What Does Erotic Countertransference Look Like?

Words are hard labor. Let’s therefore add some pictures. The moving kind in matters of the therapist’s heart.

Much is written about erotic transference, but this is countertransference. Ladson and Wilton (2007) report:

The intense emotional experience of countertransference in psychotherapy … is not rare. Some studies have reported 95 percent of male therapists and 76 percent of female therapists admit they felt sexual feelings toward their patients.

The above video, from the HBO series In Treatment, offers you a glimpse. Enough to know — if you are open to knowing — how a therapist’s erotic countertransference can divert psychotherapy from its intended aim.

Observe TV’s portrayed counselor (Paul). His discomfort is evident in his speech, his body, his silences. The grip on his role is slipping.

The first and last two minutes of the nine-minute excerpt offer the session and the words. The center segment is given over to silent film.

Do you believe their relationship will turn out well? Do you think office hours will remedy the problems for which Laura booked her first appointment?

The second clip begins with Paul looking for guidance from his analyst Gina. He has lost himself to a mutating agenda. Laura came to him to improve her psychological state.

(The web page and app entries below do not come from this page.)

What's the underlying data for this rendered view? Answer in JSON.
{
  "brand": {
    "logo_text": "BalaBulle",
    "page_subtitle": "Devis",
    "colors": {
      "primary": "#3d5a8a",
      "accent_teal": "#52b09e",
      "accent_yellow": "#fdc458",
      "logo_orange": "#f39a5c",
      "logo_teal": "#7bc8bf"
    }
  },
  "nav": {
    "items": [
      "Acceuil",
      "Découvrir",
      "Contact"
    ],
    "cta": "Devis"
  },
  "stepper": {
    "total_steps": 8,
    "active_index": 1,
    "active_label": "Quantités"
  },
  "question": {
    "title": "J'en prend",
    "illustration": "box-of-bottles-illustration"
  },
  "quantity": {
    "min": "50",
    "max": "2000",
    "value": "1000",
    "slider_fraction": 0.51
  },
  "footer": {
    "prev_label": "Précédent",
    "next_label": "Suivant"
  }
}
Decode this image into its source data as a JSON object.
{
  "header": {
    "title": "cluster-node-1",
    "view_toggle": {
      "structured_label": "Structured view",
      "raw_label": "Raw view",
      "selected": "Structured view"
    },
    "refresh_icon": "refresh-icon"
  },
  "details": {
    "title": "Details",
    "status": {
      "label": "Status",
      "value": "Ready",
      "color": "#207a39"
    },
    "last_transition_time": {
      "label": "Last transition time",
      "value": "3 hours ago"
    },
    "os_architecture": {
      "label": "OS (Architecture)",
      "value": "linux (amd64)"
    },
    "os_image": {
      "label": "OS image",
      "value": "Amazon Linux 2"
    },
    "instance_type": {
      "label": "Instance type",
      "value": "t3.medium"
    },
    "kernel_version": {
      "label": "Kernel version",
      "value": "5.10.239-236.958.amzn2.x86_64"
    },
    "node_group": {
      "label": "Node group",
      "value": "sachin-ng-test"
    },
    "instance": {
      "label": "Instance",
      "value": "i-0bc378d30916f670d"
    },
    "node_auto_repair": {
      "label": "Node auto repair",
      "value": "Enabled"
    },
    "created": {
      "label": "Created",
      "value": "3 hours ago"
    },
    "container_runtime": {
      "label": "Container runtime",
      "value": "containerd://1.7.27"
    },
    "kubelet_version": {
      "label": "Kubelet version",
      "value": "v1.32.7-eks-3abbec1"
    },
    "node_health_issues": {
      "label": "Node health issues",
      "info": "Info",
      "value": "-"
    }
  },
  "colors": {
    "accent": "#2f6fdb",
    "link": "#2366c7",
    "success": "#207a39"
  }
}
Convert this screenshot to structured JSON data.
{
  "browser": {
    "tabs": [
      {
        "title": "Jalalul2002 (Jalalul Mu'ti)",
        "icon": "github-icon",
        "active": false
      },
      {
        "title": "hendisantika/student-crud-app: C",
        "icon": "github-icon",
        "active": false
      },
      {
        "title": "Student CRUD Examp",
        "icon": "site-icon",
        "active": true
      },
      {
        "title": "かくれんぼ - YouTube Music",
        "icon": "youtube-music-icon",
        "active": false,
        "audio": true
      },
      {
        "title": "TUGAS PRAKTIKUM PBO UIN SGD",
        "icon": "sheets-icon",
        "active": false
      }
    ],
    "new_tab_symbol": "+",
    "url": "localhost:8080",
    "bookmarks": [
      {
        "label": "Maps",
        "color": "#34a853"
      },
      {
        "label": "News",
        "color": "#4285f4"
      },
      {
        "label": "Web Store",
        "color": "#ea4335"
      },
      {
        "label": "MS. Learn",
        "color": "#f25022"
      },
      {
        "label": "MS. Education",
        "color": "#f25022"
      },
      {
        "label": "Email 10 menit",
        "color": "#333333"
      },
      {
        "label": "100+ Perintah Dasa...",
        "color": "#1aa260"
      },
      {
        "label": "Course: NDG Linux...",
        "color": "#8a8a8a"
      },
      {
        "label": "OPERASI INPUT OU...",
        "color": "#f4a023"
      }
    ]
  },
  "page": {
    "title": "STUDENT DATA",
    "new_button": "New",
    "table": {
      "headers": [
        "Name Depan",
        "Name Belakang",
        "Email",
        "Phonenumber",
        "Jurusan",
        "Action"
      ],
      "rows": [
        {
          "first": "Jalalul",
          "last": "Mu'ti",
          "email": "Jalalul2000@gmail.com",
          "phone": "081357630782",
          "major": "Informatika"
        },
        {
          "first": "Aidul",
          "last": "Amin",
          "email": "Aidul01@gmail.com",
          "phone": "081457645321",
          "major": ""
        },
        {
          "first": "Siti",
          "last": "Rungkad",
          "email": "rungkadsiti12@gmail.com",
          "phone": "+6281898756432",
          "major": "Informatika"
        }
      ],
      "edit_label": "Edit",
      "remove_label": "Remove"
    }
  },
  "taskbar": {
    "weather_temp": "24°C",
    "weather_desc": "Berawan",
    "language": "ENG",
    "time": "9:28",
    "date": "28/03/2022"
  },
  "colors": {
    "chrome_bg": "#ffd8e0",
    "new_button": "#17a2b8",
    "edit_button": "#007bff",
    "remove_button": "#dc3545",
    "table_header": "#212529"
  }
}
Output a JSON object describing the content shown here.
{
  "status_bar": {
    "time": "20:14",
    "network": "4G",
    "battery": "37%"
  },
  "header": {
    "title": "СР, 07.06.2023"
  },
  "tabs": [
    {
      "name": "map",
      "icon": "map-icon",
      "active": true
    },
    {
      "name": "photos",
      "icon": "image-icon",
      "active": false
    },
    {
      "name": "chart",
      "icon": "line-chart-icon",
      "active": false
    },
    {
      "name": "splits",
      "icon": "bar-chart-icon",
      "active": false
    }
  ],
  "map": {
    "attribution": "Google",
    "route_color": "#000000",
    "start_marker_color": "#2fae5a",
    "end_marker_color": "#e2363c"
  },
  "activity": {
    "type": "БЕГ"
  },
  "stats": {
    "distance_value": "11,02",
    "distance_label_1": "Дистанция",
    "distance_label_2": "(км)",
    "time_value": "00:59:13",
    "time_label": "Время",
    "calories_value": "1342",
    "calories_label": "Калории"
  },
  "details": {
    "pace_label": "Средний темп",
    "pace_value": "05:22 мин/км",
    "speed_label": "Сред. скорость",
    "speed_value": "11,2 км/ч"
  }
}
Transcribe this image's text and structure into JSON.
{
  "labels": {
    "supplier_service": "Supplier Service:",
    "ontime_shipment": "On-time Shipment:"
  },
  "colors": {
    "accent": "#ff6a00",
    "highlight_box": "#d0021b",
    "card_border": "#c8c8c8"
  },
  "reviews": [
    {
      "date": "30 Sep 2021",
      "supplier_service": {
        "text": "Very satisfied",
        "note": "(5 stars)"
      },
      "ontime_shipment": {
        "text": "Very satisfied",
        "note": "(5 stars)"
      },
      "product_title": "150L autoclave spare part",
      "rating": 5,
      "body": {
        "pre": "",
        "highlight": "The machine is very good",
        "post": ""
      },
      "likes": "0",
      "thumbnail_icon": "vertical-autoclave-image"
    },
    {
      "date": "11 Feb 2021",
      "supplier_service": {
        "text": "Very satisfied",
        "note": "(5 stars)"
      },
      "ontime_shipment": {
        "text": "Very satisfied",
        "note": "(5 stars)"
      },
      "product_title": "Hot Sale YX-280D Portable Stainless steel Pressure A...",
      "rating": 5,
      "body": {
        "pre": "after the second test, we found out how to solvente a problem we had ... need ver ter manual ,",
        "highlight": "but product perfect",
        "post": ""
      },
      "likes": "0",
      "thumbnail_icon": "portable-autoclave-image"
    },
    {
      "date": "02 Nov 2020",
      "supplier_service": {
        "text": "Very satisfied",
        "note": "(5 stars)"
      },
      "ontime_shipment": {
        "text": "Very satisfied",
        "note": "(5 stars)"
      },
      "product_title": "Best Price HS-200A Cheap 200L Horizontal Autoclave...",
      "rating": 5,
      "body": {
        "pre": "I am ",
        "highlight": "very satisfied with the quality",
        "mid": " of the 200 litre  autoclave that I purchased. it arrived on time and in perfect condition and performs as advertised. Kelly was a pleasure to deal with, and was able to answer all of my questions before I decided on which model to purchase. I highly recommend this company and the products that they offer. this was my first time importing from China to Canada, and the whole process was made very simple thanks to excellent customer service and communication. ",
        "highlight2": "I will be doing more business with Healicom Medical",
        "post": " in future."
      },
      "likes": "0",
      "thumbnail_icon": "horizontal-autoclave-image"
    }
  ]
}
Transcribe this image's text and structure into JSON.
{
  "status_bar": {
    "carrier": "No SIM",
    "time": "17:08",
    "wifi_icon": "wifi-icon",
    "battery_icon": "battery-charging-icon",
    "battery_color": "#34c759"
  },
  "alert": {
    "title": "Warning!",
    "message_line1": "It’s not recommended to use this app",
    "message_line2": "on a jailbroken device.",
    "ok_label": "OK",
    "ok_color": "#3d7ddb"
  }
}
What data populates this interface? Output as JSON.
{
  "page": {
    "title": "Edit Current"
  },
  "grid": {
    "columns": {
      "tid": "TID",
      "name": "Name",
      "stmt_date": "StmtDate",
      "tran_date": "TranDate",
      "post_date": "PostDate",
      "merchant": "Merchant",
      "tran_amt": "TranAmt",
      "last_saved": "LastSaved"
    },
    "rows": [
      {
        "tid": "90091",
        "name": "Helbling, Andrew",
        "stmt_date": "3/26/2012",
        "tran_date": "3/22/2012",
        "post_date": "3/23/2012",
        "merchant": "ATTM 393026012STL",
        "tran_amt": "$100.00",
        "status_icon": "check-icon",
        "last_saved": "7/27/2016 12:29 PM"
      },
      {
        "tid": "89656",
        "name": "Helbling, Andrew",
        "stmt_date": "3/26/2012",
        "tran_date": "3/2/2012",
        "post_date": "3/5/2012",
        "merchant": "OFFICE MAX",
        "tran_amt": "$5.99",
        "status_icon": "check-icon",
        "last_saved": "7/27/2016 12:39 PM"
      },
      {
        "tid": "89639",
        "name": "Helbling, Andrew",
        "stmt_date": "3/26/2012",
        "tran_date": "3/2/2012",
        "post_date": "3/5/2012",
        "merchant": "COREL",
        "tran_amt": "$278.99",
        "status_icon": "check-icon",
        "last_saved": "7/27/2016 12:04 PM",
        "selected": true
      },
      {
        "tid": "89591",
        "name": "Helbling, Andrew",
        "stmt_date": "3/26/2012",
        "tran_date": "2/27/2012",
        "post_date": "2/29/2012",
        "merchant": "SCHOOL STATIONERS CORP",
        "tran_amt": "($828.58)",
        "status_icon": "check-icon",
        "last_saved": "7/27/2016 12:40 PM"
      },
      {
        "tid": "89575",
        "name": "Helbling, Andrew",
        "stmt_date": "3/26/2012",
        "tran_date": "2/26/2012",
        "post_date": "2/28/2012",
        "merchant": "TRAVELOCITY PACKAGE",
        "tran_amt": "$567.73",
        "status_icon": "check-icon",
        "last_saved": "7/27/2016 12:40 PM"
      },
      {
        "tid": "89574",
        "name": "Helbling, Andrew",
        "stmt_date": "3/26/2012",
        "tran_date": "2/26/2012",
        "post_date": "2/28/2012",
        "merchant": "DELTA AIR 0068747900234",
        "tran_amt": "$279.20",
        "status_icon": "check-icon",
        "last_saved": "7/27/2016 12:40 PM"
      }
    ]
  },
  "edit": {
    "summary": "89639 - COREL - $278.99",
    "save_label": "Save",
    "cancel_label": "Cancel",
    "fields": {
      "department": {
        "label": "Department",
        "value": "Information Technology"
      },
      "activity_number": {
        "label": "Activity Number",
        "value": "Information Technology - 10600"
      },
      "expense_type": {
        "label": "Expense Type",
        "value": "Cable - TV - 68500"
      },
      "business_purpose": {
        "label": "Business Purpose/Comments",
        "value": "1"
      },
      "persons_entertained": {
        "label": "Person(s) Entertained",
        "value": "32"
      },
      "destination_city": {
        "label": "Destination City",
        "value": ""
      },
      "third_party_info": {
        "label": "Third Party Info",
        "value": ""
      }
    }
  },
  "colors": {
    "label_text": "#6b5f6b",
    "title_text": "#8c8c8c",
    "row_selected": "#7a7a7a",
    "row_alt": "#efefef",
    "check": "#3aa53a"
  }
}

This man was sought as an expert healer, not a man soon to be in love.

The pair now struggle with a different goal. Doc Paul is like a person hanging from the wet window ledge of a twenty-story building. The strength and clarity of the woman who is his client will overpower his ambivalence. The flashing EXIT sign makes no difference.

The most remarkable moment in these two fragments opens at 7:47 of the first one. Paul is told who he is, what his weaknesses are, by his perceptive patient … and that she loves him just as he is. No wonder the ledge is slippery. To be known and accepted — here is the ultimate aphrodisiac.

You might be stirred or troubled by your own transferential emotions if you are in treatment yourself. Perhaps you hope for physicality, but should the professional’s self-control crumble, the collapse renders impotent all his education and ethical resolve; and your safety with it.

A therapist must draw a line never to be crossed.

Lower your eyes to his office floor. The indelible mark was present long before your meeting.

Any other barrier, more movable or less precise and clear to him, risks injury to both of you.
STOP signs help only if you recognize where to look, and the brakes still work.

Interview with a Therapist

Who knows what a therapist might say under the influence of truth serum? Well, upcoming are unguarded words from this writer, a counselor retired, but not retiring from the challenge of interrogation. No drugs were necessary, but some background first.

I recently was named one of the 2017 Top Therapy Bloggers by Online Counseling Programs. How nice, I thought. Yet mingled with my gratitude came a second nagging question: why not the one and only Top Blogger of 2017? And then, why just 2017? Why not the top therapy writer of the decade? Or top blogger in the universe? Ah, well, I’ll have to make do. Life is tough.

Oh yes, the interview. The kind folks at Online Counseling Programs asked me nine questions. If you’d like an overview of my perspective on sexual attraction to patients, the training of psychologists, the challenge of maintaining boundaries, how the therapist (not the client) is changed by therapy, and the specifics of my career, you’ll find a good deal in my interview responses.

Another therapist would give different answers, although those currently in practice are careful not to share much about themselves. My retirement gives me the freedom to say a few things active counselors are wise not to touch. Please don’t assume they’d respond in the same way even if they were retired. What I offer is my perspective only, not unassailable truth.

Here are the questions:

  1. When and why did you originally create your psychotherapy blog?
  2. What do you hope to achieve by maintaining it?
  3. We highlighted your recent post, “The Arc of a Therapist’s Emotional Life,” because you offer such insightful musings on the therapist’s emotional life as it informs and is shaped by his professional work. One of the points you make is the difference in sympathizing versus empathizing with clients’ emotional states. How would you recommend that mental health professionals in training maintain emotional boundaries with their clients?
  4. Can you walk us through what motivated you to become a psychotherapist, as well as the educational journey you took to get there?
  5. How have you seen your blog and profession evolve over the years?
  6. During your nearly three decades as a practicing psychotherapist, what would you say were your most challenging and rewarding experiences, and why?
  7. What advice would you offer to aspiring psychotherapists?
  8. Music plays a major role in your blog. What has been the value and influence of music in your practice of psychotherapy?
  9. Is there anything else you’d like to add?

My answers? Click here.

The top image is a still photo of Harold Lloyd from his 1920 silent movie, High and Dizzy.